Every since reading A Difficult Woman, I have recognized Lillian Hellman as a fascinatingly complex & ambiguous character, clearly a “difficult woman” and therefore a kindred on some level. A fellow traveler, you might say. I have read very little Dashiell Hammett (just a few short pieces), but I respect his contribution to a genre I love, and I hope to get around to more one day. Furthermore, Hellman is a counterpart to Dorothy Parker, another spunky female wit I have enjoyed reading and reading about. So then, it should be clear why I was interested in this novel about the Hellman and Hammett love affair, which lasted several decades (during which they remained married to other people) and bears on the literary and political events of their time.
This audio version is narrated by three different readers (Mark Bramhall, Lorna Raver, and Bernadette Dunne), an effect I very much liked. One reads Lillian’s (or more often, Lily’s) first-person parts, one reads Hammett’s, and the third is the third-person narrator of the story. It begins with the pair’s first meeting, and follows them through his novels and screenwriting successes, his radio shows, and his later difficulties working and prodigious drinking; her plays and movies, both wild successes and disappointments; her years as a farmer, and both their testimonies before the House Un-American Activities Committee. Both refused to cooperate with HUAC, and both paid dearly; Hammett went to prison at age 58, and tried to drink himself to death when he got out, while Hellman lost her farm, just for starters.

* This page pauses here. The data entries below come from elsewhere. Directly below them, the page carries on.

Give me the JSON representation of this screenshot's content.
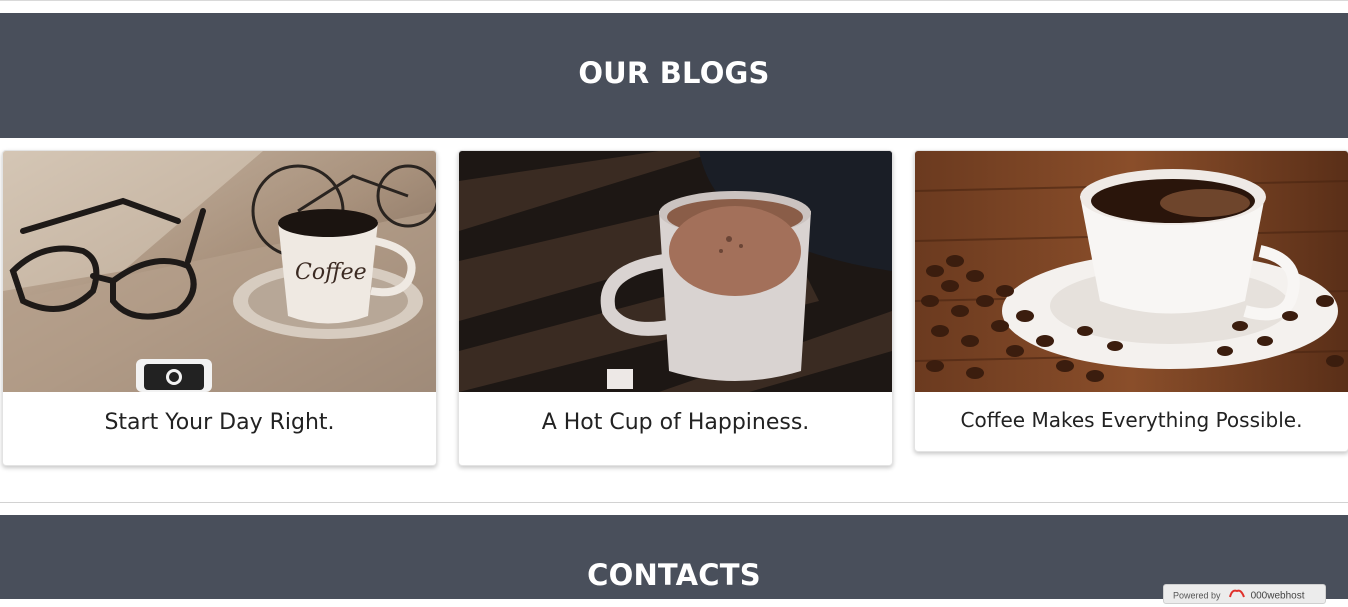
{
  "blogs_section": {
    "title": "OUR BLOGS",
    "cards": [
      {
        "caption": "Start Your Day Right.",
        "image": "coffee-cup-glasses-bicycle-photo"
      },
      {
        "caption": "A Hot Cup of Happiness.",
        "image": "hot-cocoa-mug-photo"
      },
      {
        "caption": "Coffee Makes Everything Possible.",
        "image": "coffee-cup-beans-photo"
      }
    ]
  },
  "contacts_section": {
    "title": "CONTACTS"
  },
  "hosting_badge": {
    "powered_by": "Powered by",
    "brand": "000webhost"
  },
  "colors": {
    "section_band": "#494f5b",
    "band_text": "#ffffff",
    "caption_text": "#222222"
  }
}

I can’t speak to how precisely this book follows the factual history of these two lives (I don’t know where my copy of A Difficult Woman is), but I don’t really care. This was a great story, heartfelt and heartbreaking, about two delightfully irreverent and vibrant personalities. Their voices felt very real and accurate to me, and HUAC pissed me off all over again. I promised myself once more that I would finally get around to reading one of Hellman’s plays. Hold me to it.
A love story with mysteries & politics mixed up in it, written in the impeccably wry and witty voices of Hellman and Hammett, in a beautifully performed audio edition – I couldn’t ask for more, although I will ask for another. What’s next, Sam Toperoff?